The past 35 years of technology would unquestionably be employed in constructing the new Twin Towers,improving their strength and safety to levels never before seen,levels only made possible by the buildings' breathtaking size offering sufficient income to make them economical.
Environmental mitigation of adverse consequences of the former Towers would be certain,and environmental hazards of the Proposed Action would be avoided.The new Towers would be engineering marvels of their own time as the originals were of theirs...Mr. Libeskind's slant-topped wall of Church Street high-rises and his flimsy and transparent "Freedom Tower" are more examples of abstract art, and the entirely ornamental cagework proposed by David Childs would eliminate the last vestiges of functionality for any space above the 70th floor.
Of course a Restoration Alternative would not mean no memorial...the attacks of 1993 led to the creation of a memorial,and the attacks of 2001 would be recognized as well.And a proportionate memorial would be easily accomodated by the traffic capacity of a restored World Trade Center,which was a tourist attraction on a scale both large and stable over the long term,thanks to the distinctive characteristics of the buildings.
Other voices will urge modification in other directions.

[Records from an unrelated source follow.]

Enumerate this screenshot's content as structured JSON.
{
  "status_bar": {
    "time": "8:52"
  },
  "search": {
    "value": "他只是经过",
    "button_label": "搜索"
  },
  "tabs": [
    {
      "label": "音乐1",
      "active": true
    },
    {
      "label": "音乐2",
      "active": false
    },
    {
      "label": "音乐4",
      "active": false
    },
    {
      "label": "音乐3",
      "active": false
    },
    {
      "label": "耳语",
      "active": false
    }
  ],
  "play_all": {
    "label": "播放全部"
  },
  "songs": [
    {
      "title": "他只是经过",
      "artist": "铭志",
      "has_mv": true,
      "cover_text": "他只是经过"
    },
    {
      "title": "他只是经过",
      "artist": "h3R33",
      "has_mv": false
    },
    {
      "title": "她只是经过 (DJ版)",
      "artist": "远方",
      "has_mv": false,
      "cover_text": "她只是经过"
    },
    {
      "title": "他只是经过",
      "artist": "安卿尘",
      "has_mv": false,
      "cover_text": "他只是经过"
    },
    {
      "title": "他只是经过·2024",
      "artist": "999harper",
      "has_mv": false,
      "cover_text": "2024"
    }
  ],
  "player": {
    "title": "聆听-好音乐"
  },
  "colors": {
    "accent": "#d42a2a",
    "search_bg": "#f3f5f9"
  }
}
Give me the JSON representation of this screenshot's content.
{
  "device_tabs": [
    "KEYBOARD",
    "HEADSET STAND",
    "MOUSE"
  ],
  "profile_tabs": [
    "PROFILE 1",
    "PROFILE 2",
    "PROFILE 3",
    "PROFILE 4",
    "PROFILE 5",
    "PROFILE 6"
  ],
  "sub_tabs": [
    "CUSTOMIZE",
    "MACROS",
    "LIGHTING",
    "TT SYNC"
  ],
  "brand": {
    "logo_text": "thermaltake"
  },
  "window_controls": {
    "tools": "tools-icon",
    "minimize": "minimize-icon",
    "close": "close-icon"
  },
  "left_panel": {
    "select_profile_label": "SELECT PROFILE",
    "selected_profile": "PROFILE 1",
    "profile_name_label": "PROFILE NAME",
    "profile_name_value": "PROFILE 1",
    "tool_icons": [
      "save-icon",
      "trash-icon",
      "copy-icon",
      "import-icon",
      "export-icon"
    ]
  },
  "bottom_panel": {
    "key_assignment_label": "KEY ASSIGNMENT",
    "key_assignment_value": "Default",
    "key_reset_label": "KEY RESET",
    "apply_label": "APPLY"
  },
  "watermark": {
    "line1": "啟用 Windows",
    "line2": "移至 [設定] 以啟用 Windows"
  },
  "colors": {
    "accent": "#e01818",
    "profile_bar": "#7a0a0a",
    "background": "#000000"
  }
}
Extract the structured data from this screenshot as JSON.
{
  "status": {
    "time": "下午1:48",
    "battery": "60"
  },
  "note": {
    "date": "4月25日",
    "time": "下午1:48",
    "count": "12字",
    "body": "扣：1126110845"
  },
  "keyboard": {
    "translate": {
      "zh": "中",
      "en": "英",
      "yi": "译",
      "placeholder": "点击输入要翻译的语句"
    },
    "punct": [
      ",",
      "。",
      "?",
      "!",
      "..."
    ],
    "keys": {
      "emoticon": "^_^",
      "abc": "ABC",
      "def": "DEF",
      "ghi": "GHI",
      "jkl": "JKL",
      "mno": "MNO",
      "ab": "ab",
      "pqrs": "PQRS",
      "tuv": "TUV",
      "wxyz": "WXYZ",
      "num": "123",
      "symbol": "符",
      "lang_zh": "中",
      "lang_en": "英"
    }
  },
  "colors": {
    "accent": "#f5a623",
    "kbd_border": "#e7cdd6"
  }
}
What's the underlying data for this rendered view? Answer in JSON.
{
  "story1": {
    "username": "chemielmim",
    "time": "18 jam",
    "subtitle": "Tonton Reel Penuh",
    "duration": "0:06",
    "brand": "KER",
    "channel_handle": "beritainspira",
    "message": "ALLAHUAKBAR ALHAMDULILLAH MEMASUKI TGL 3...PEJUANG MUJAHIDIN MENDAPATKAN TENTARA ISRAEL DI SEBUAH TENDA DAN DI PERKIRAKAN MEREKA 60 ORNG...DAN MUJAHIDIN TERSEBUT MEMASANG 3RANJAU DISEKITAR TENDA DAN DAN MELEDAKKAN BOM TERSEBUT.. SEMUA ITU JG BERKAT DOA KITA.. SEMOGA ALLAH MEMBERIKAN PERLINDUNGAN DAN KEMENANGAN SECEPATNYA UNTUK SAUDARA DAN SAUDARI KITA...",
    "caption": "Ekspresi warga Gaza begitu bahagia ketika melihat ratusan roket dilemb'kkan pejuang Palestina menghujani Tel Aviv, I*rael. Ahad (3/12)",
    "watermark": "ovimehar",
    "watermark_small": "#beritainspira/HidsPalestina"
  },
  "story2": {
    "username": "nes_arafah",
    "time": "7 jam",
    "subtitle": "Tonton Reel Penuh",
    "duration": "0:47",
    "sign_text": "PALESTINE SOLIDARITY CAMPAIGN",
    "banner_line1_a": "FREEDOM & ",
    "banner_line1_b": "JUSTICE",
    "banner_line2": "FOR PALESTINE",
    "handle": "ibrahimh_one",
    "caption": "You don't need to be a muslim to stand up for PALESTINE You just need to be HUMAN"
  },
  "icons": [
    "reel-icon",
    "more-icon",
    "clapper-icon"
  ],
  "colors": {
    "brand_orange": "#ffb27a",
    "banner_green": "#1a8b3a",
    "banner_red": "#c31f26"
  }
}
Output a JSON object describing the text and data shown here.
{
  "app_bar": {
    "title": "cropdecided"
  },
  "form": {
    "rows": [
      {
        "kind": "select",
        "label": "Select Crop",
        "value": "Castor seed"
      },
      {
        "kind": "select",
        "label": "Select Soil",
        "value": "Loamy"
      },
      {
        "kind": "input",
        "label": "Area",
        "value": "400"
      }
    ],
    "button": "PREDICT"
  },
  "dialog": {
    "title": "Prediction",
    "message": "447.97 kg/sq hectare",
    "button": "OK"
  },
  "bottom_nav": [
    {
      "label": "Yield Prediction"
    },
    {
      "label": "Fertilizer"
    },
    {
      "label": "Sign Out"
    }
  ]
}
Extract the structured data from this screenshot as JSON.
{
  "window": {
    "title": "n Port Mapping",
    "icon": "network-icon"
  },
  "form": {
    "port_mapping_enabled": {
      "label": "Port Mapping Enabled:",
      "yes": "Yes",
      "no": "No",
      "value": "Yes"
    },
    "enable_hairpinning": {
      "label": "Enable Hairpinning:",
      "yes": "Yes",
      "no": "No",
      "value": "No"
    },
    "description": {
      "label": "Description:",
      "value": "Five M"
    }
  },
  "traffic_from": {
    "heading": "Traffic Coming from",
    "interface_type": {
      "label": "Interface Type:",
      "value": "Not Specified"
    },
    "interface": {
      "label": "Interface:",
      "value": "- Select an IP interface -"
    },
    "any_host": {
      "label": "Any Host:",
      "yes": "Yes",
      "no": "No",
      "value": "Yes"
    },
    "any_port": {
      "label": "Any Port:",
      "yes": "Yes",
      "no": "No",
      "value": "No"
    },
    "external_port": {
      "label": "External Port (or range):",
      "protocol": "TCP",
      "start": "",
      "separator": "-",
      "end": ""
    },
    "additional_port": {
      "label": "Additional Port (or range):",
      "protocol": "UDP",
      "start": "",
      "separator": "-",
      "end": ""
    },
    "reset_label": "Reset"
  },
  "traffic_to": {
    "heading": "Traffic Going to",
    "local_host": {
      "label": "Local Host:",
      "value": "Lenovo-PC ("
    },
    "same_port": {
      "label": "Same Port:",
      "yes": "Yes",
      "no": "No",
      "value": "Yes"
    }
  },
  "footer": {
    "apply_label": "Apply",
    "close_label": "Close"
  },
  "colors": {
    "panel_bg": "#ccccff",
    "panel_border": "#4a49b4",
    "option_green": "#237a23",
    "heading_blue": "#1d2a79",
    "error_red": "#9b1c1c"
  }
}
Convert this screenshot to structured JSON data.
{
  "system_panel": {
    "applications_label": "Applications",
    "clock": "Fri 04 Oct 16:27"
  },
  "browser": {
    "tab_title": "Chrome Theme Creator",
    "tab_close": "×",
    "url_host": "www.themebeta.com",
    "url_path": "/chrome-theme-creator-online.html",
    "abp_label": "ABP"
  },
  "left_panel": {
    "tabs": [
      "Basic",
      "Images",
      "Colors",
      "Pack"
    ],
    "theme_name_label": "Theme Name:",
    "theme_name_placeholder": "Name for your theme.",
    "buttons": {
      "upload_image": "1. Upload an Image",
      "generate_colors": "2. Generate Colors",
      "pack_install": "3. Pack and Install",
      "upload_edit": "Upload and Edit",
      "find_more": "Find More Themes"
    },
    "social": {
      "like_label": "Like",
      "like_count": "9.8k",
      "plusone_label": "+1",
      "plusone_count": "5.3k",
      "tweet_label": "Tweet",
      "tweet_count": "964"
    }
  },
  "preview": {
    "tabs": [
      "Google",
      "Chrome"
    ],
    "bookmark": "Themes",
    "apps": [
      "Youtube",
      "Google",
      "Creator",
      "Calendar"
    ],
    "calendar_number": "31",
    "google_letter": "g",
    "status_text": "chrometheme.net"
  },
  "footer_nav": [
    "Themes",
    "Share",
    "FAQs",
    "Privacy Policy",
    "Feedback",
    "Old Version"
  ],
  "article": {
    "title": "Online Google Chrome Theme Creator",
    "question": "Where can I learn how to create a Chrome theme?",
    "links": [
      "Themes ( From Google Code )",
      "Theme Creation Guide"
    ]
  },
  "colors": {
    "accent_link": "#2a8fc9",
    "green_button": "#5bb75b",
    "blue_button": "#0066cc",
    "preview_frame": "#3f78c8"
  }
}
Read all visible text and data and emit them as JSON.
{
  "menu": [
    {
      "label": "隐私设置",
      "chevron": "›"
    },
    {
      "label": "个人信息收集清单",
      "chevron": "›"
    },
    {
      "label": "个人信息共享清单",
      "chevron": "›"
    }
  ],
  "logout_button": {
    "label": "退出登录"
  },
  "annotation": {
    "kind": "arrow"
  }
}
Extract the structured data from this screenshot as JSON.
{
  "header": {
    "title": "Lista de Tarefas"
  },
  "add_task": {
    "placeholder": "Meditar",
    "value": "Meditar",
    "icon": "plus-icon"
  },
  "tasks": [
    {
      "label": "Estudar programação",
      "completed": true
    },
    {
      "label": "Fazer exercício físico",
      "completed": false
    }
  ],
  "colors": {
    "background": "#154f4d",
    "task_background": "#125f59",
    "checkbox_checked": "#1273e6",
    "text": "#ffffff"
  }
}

But it is important to understand the motives behind various interest groups.Just as the small active cadre of those who seek to speak for the families of those who were slaughtered represent not a cross-section of such survivors,but a self-selecting sample of those both most emotionally distressed by their loss and most determined that their personal grief guide public policy,the "civic interest" groups like New York New Visions,Imagine New York,and the Civic Alliance are not representative of public opinion,but of established lobbies demanding change in the city.The desire to treat the terror attacks as a handy chance to implement wish-lists must be rejected.
Until September 11th 2001 the status quo had no established lobby because it did not need to be defended...today a conspiracy of bureaucracy seems determined to leave the status quo of before September 11th 2001 defenseless.This environmental review process must not be perverted into another stage of that conspiracy,but must honestly weigh the drawbacks of failing to set ourselves back onto the course we were on before thousands of valiant lives were unconscionably snuffed out,and iconic structures revered the world over collapsed into ruin.
Where ten murderers in hijacked airplanes set out to humble New York's financial district never to rise again,timid beancounters and utopian theoreticians must not be allowed to finish the job.
The GEIS must be a fair evaluation of the consequences of the choices before us,not a biased attempt to sell an eyesore imposed in the teeth of public disinterest and dislike.